Records to use:
Content starts
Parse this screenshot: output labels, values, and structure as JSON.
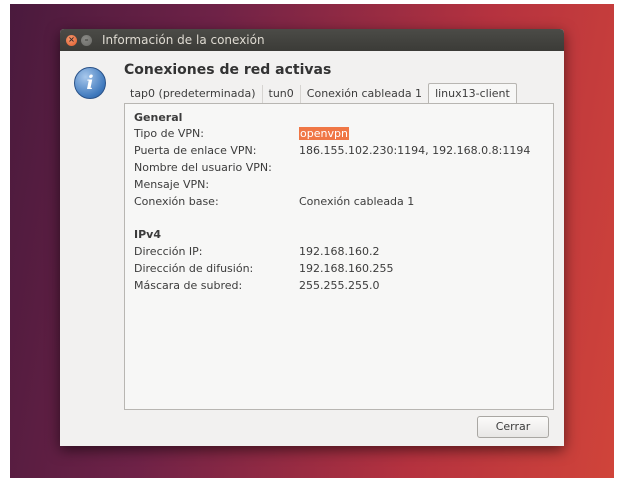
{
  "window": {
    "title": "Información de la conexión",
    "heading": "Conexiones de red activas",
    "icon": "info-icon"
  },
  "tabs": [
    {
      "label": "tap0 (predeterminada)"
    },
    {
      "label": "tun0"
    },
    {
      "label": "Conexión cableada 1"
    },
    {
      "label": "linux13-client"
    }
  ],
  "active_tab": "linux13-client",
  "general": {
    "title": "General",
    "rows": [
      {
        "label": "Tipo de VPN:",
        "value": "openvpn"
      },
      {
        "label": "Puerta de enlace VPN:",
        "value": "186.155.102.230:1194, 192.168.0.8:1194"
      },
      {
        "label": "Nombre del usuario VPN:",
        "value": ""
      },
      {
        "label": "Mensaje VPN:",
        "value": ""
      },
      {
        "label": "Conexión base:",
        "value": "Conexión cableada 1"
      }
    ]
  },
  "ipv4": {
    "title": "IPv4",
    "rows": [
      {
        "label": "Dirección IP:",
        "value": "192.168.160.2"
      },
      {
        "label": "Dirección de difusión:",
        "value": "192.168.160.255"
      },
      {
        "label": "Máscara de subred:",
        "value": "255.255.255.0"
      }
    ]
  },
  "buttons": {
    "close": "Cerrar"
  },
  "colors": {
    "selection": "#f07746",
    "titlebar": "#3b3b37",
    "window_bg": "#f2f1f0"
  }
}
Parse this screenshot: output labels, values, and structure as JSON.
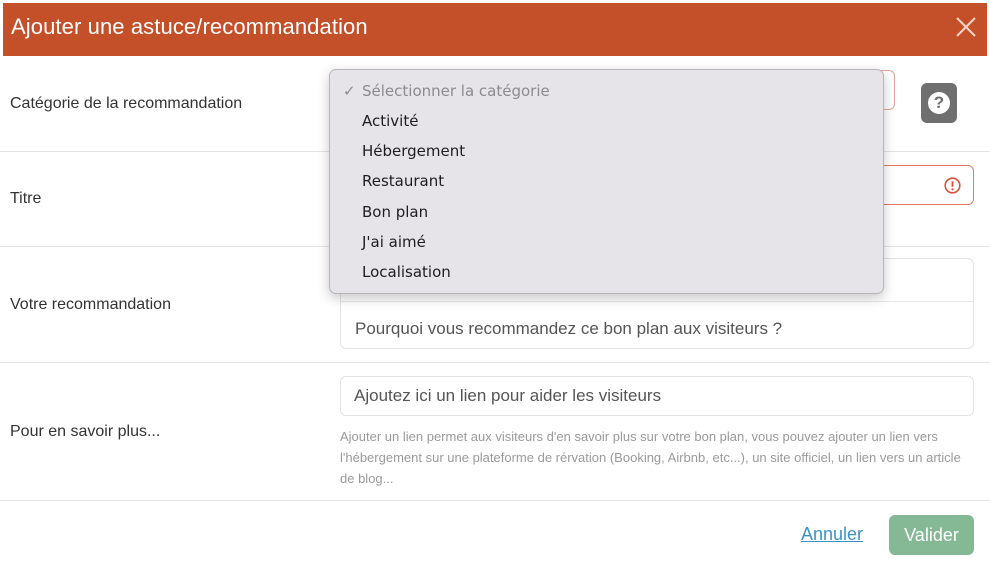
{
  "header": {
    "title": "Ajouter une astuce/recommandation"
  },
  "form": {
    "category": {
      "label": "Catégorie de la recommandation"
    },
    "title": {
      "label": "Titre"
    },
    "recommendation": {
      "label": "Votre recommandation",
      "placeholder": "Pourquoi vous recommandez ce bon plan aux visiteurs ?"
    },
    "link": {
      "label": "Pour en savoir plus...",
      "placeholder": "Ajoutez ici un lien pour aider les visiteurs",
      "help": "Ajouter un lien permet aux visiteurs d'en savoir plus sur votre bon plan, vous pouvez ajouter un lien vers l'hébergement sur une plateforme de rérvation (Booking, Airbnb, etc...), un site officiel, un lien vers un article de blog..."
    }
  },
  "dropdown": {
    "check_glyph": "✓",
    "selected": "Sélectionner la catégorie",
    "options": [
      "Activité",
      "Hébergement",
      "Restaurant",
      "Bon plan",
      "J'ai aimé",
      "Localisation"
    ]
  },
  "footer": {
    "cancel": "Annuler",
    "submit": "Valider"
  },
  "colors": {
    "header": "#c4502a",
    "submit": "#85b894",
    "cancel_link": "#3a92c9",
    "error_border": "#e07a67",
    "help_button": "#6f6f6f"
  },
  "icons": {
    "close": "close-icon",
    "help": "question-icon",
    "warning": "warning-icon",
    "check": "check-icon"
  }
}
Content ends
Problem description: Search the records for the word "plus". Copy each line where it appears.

Expected answer:
      "label": "Pour en savoir plus...",
      "help": "Ajouter un lien permet aux visiteurs d'en savoir plus sur votre bon plan, vous pouvez ajouter un lien vers l'hébergement sur une plateforme de rérvation (Booking, Airbnb, etc...), un site officiel, un lien vers un article de blog..."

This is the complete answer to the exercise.